------ Records ------
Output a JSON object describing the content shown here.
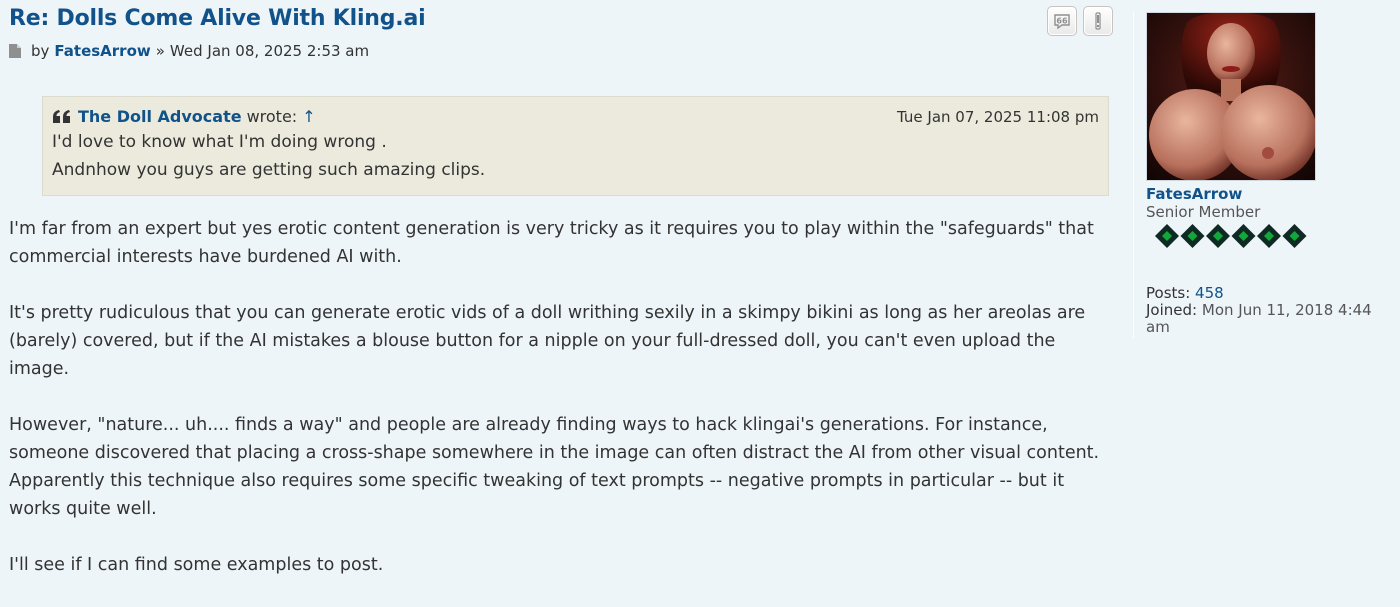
{
  "post": {
    "title": "Re: Dolls Come Alive With Kling.ai",
    "by_label": "by",
    "author": "FatesArrow",
    "separator": "»",
    "date": "Wed Jan 08, 2025 2:53 am"
  },
  "buttons": {
    "quote_icon": "quote-icon",
    "report_icon": "report-icon"
  },
  "quote": {
    "author": "The Doll Advocate",
    "wrote": "wrote:",
    "arrow": "↑",
    "date": "Tue Jan 07, 2025 11:08 pm",
    "lines": [
      "I'd love to know what I'm doing wrong .",
      "Andnhow you guys are getting such amazing clips."
    ]
  },
  "content": {
    "paragraphs": [
      "I'm far from an expert but yes erotic content generation is very tricky as it requires you to play within the \"safeguards\" that commercial interests have burdened AI with.",
      "It's pretty rudiculous that you can generate erotic vids of a doll writhing sexily in a skimpy bikini as long as her areolas are (barely) covered, but if the AI mistakes a blouse button for a nipple on your full-dressed doll, you can't even upload the image.",
      "However, \"nature... uh.... finds a way\" and people are already finding ways to hack klingai's generations. For instance, someone discovered that placing a cross-shape somewhere in the image can often distract the AI from other visual content. Apparently this technique also requires some specific tweaking of text prompts -- negative prompts in particular -- but it works quite well.",
      "I'll see if I can find some examples to post."
    ]
  },
  "profile": {
    "username": "FatesArrow",
    "rank": "Senior Member",
    "rank_diamonds": 6,
    "posts_label": "Posts:",
    "posts_value": "458",
    "joined_label": "Joined:",
    "joined_value": "Mon Jun 11, 2018 4:44 am"
  },
  "colors": {
    "link": "#105289",
    "background": "#eef5f9",
    "quote_bg": "#ebeadd",
    "diamond": "#11a83a"
  }
}
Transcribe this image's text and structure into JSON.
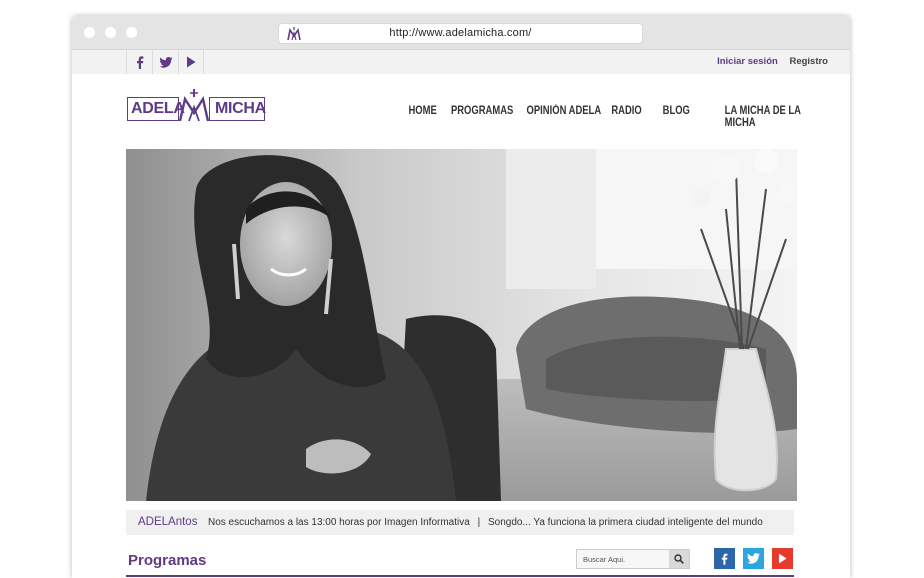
{
  "browser": {
    "url": "http://www.adelamicha.com/"
  },
  "topbar": {
    "social": [
      "facebook-icon",
      "twitter-icon",
      "youtube-icon"
    ],
    "login": "Iniciar sesión",
    "register": "Registro"
  },
  "logo": {
    "left": "ADELA",
    "right": "MICHA"
  },
  "nav": {
    "items": [
      {
        "label": "HOME"
      },
      {
        "label": "PROGRAMAS"
      },
      {
        "label": "OPINIÓN ADELA"
      },
      {
        "label": "RADIO"
      },
      {
        "label": "BLOG"
      },
      {
        "label": "LA MICHA DE LA MICHA"
      }
    ]
  },
  "ticker": {
    "label": "ADELAntos",
    "items": [
      "Nos escuchamos a las 13:00 horas por Imagen Informativa",
      "Songdo... Ya funciona la primera ciudad inteligente del mundo"
    ],
    "separator": "|"
  },
  "section": {
    "title": "Programas",
    "search_placeholder": "Buscar Aqui."
  },
  "colors": {
    "brand": "#5e3b84",
    "facebook": "#2c65a8",
    "twitter": "#2aa7de",
    "youtube": "#e43b2c"
  }
}
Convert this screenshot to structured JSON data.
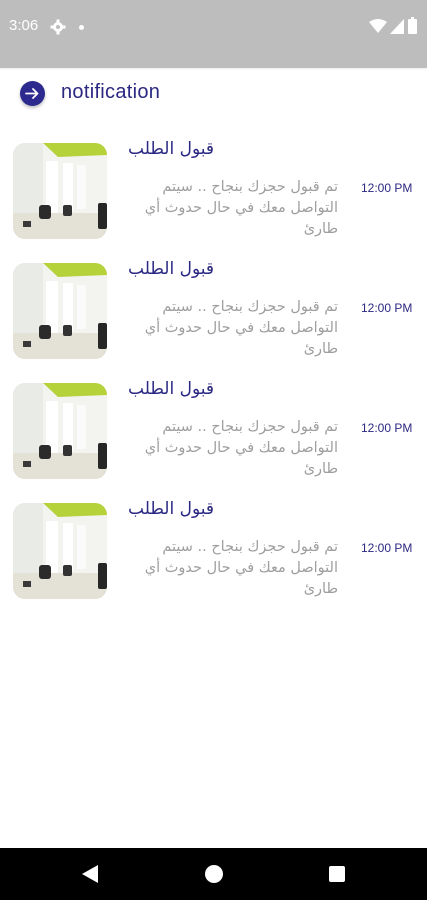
{
  "status_bar": {
    "time": "3:06",
    "icons": [
      "gear-icon",
      "dot-icon",
      "wifi-icon",
      "signal-icon",
      "battery-icon"
    ]
  },
  "header": {
    "title": "notification",
    "back_icon": "arrow-right-circle-icon"
  },
  "notifications": [
    {
      "title": "قبول الطلب",
      "body": "تم قبول حجزك بنجاح .. سيتم التواصل معك في حال حدوث أي طارئ",
      "time": "12:00 PM",
      "thumbnail": "salon-interior-image"
    },
    {
      "title": "قبول الطلب",
      "body": "تم قبول حجزك بنجاح .. سيتم التواصل معك في حال حدوث أي طارئ",
      "time": "12:00 PM",
      "thumbnail": "salon-interior-image"
    },
    {
      "title": "قبول الطلب",
      "body": "تم قبول حجزك بنجاح .. سيتم التواصل معك في حال حدوث أي طارئ",
      "time": "12:00 PM",
      "thumbnail": "salon-interior-image"
    },
    {
      "title": "قبول الطلب",
      "body": "تم قبول حجزك بنجاح .. سيتم التواصل معك في حال حدوث أي طارئ",
      "time": "12:00 PM",
      "thumbnail": "salon-interior-image"
    }
  ],
  "nav_bar": {
    "icons": [
      "nav-back-icon",
      "nav-home-icon",
      "nav-recents-icon"
    ]
  },
  "colors": {
    "accent": "#2b2882",
    "status_bar": "#bdbdbd",
    "body_text": "#9e9e9e"
  }
}
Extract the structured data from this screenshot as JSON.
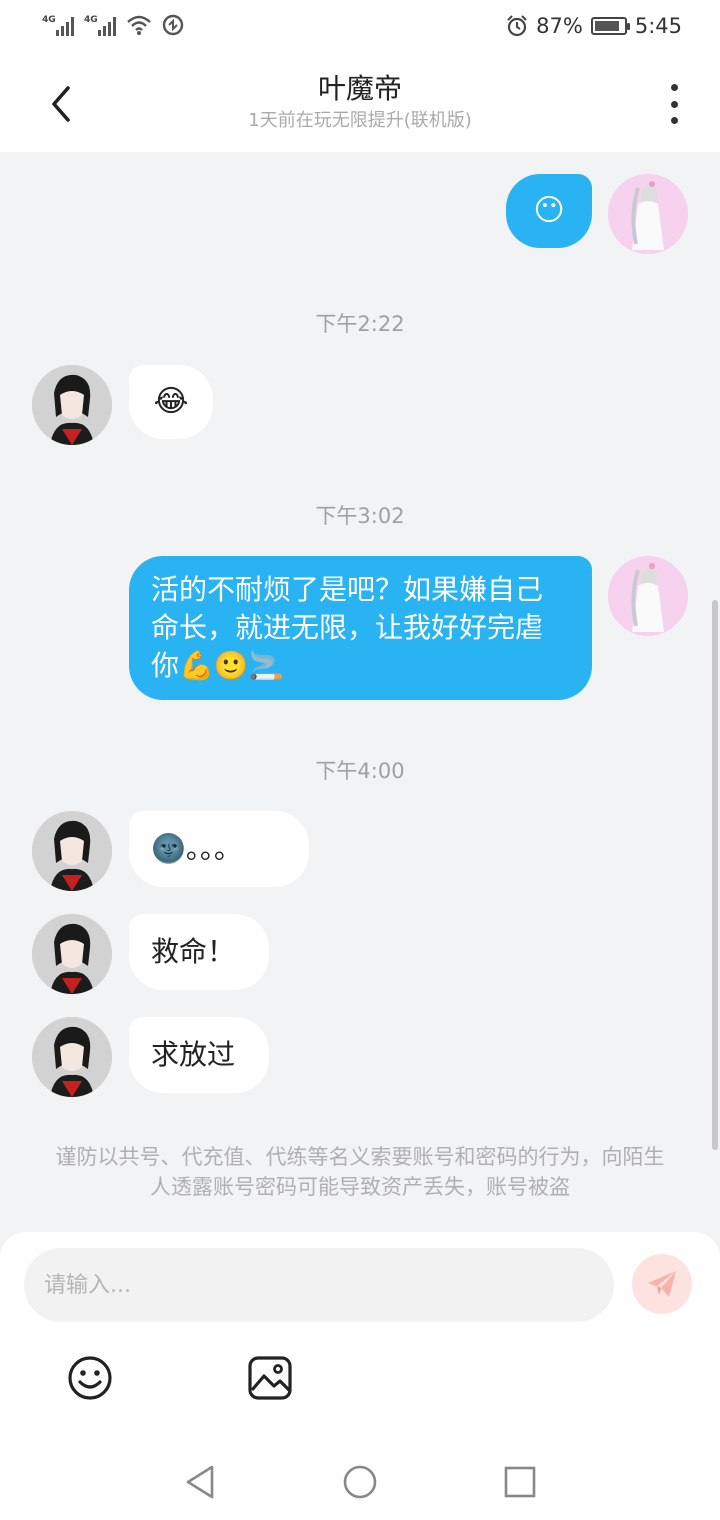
{
  "status_bar": {
    "signal_1": "4G",
    "signal_2": "4G",
    "battery_percent": "87%",
    "battery_level": 0.87,
    "time": "5:45",
    "icons": [
      "signal-icon",
      "wifi-icon",
      "nfc-icon",
      "alarm-icon",
      "battery-icon"
    ]
  },
  "header": {
    "title": "叶魔帝",
    "subtitle": "1天前在玩无限提升(联机版)"
  },
  "messages": {
    "m1": {
      "from": "me",
      "content": "😶"
    },
    "t1": "下午2:22",
    "m2": {
      "from": "other",
      "content": "😂"
    },
    "t2": "下午3:02",
    "m3": {
      "from": "me",
      "content": "活的不耐烦了是吧？如果嫌自己命长，就进无限，让我好好完虐你💪🙂🚬"
    },
    "t3": "下午4:00",
    "m4": {
      "from": "other",
      "content": "🌚。。。"
    },
    "m5": {
      "from": "other",
      "content": "救命！"
    },
    "m6": {
      "from": "other",
      "content": "求放过"
    }
  },
  "notice": "谨防以共号、代充值、代练等名义索要账号和密码的行为，向陌生人透露账号密码可能导致资产丢失，账号被盗",
  "composer": {
    "placeholder": "请输入...",
    "value": ""
  },
  "colors": {
    "my_bubble": "#29b3f3",
    "other_bubble": "#ffffff",
    "background": "#f2f3f5",
    "send_button": "#fde3df"
  }
}
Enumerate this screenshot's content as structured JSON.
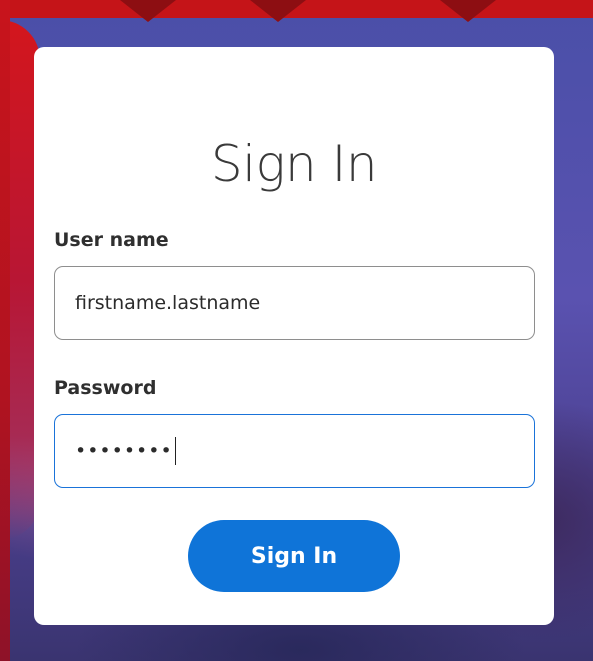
{
  "login": {
    "title": "Sign In",
    "username": {
      "label": "User name",
      "value": "firstname.lastname"
    },
    "password": {
      "label": "Password",
      "masked_value": "••••••••"
    },
    "submit_label": "Sign In"
  },
  "colors": {
    "accent": "#0f74d8",
    "focused_border": "#1a73d9",
    "card_background": "#ffffff",
    "background_purple": "#4a4fa8",
    "background_red": "#c51418"
  },
  "icons": []
}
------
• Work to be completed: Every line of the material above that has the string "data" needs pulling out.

• Answer to the exercise:
Convert this screenshot to structured JSON data.
Extract the structured data from this screenshot as JSON.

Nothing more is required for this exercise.